→ TASK GOAL
A word-for-word copy of the data is what's wanted; pictures stay out of it.

→ EXERCISE INPUTS
+ + +
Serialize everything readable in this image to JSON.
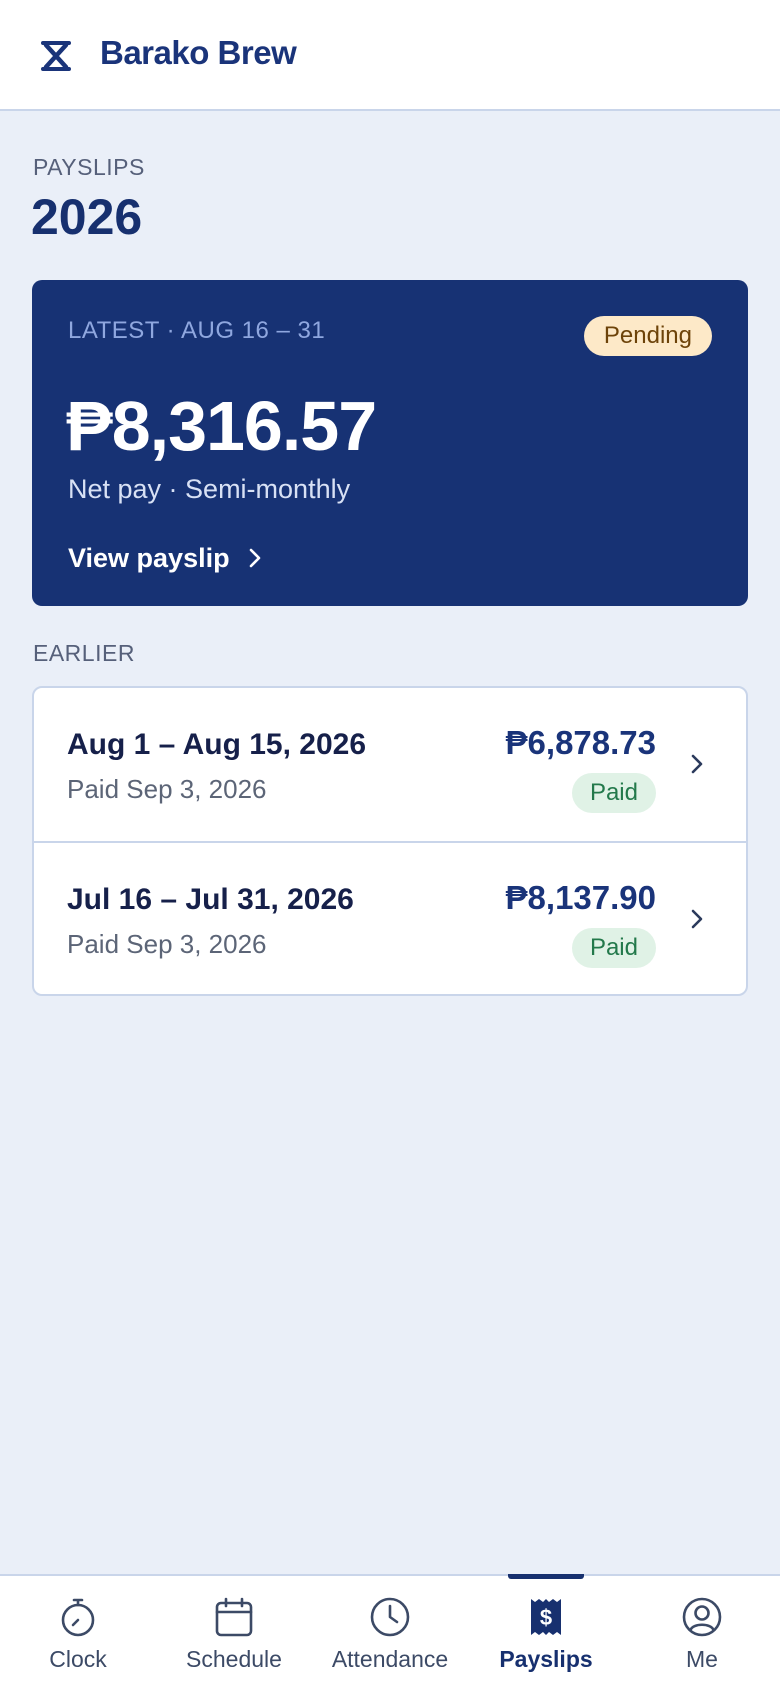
{
  "header": {
    "brand": "Barako Brew",
    "logo_icon": "hourglass-x-logo"
  },
  "page": {
    "eyebrow": "PAYSLIPS",
    "title": "2026"
  },
  "latest": {
    "label": "LATEST · AUG 16 – 31",
    "status": "Pending",
    "amount": "₱8,316.57",
    "subtitle": "Net pay · Semi-monthly",
    "link_label": "View payslip"
  },
  "earlier": {
    "label": "EARLIER",
    "rows": [
      {
        "period": "Aug 1 – Aug 15, 2026",
        "paid_date": "Paid Sep 3, 2026",
        "amount": "₱6,878.73",
        "status": "Paid"
      },
      {
        "period": "Jul 16 – Jul 31, 2026",
        "paid_date": "Paid Sep 3, 2026",
        "amount": "₱8,137.90",
        "status": "Paid"
      }
    ]
  },
  "nav": {
    "items": [
      {
        "label": "Clock",
        "icon": "stopwatch-icon"
      },
      {
        "label": "Schedule",
        "icon": "calendar-icon"
      },
      {
        "label": "Attendance",
        "icon": "clock-icon"
      },
      {
        "label": "Payslips",
        "icon": "receipt-dollar-icon",
        "active": true
      },
      {
        "label": "Me",
        "icon": "user-circle-icon"
      }
    ]
  },
  "colors": {
    "brand_navy": "#173274",
    "background": "#eaeff8",
    "pending_bg": "#fde9c8",
    "pending_text": "#6d4309",
    "paid_bg": "#e0f2e6",
    "paid_text": "#23794b"
  }
}
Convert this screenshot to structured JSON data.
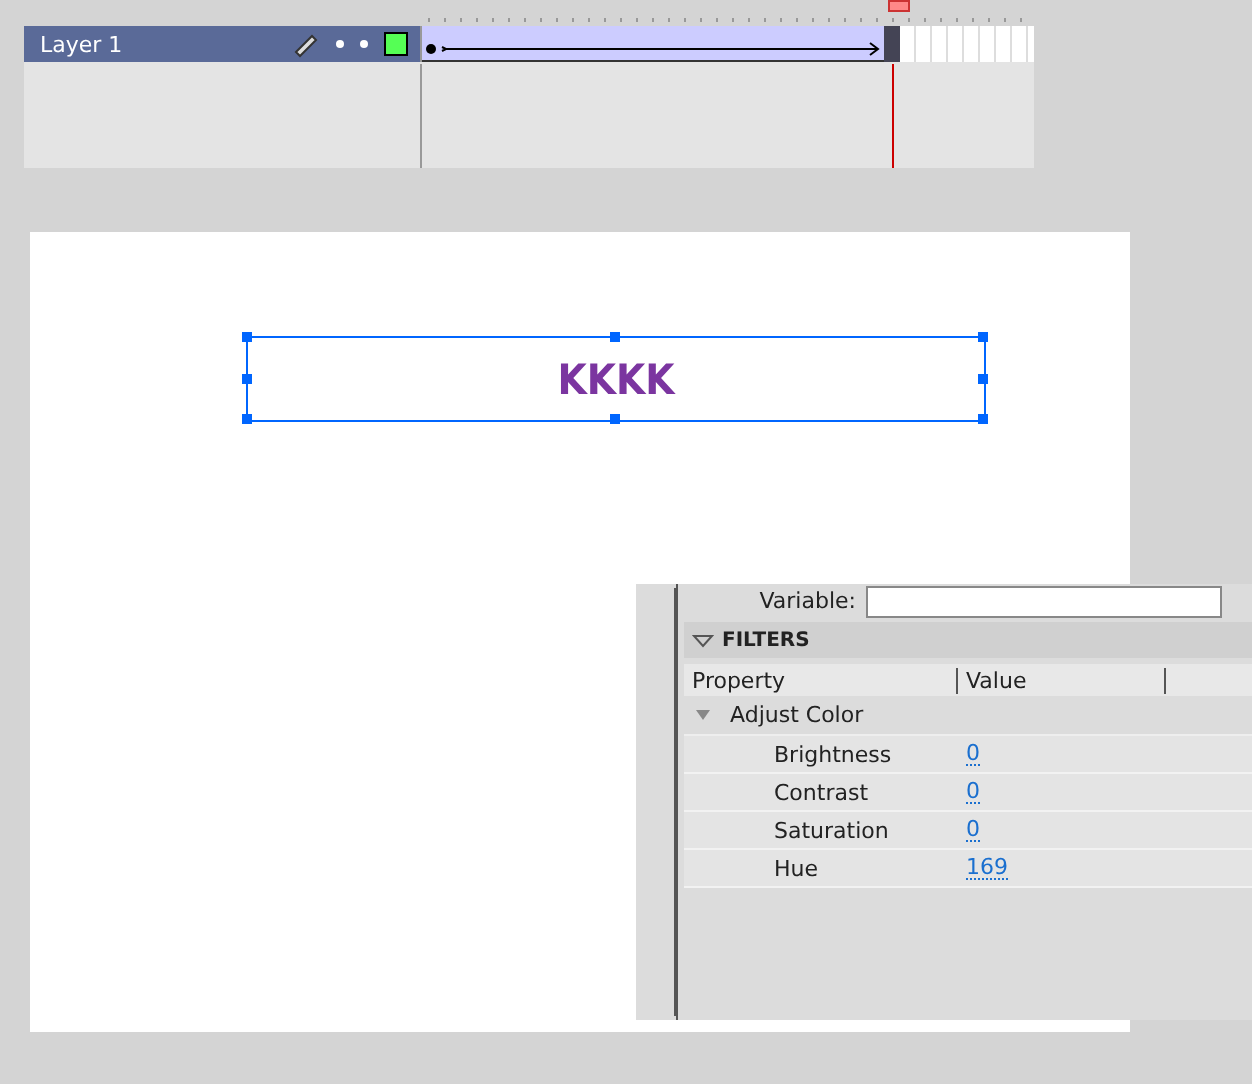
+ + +
→ EXERCISE ANSWER
Serialize everything readable in this image to JSON.
{
  "header": {
    "brand": "Barako Brew",
    "logo_icon": "hourglass-x-logo"
  },
  "page": {
    "eyebrow": "PAYSLIPS",
    "title": "2026"
  },
  "latest": {
    "label": "LATEST · AUG 16 – 31",
    "status": "Pending",
    "amount": "₱8,316.57",
    "subtitle": "Net pay · Semi-monthly",
    "link_label": "View payslip"
  },
  "earlier": {
    "label": "EARLIER",
    "rows": [
      {
        "period": "Aug 1 – Aug 15, 2026",
        "paid_date": "Paid Sep 3, 2026",
        "amount": "₱6,878.73",
        "status": "Paid"
      },
      {
        "period": "Jul 16 – Jul 31, 2026",
        "paid_date": "Paid Sep 3, 2026",
        "amount": "₱8,137.90",
        "status": "Paid"
      }
    ]
  },
  "nav": {
    "items": [
      {
        "label": "Clock",
        "icon": "stopwatch-icon"
      },
      {
        "label": "Schedule",
        "icon": "calendar-icon"
      },
      {
        "label": "Attendance",
        "icon": "clock-icon"
      },
      {
        "label": "Payslips",
        "icon": "receipt-dollar-icon",
        "active": true
      },
      {
        "label": "Me",
        "icon": "user-circle-icon"
      }
    ]
  },
  "colors": {
    "brand_navy": "#173274",
    "background": "#eaeff8",
    "pending_bg": "#fde9c8",
    "pending_text": "#6d4309",
    "paid_bg": "#e0f2e6",
    "paid_text": "#23794b"
  }
}
Convert this screenshot to structured JSON data.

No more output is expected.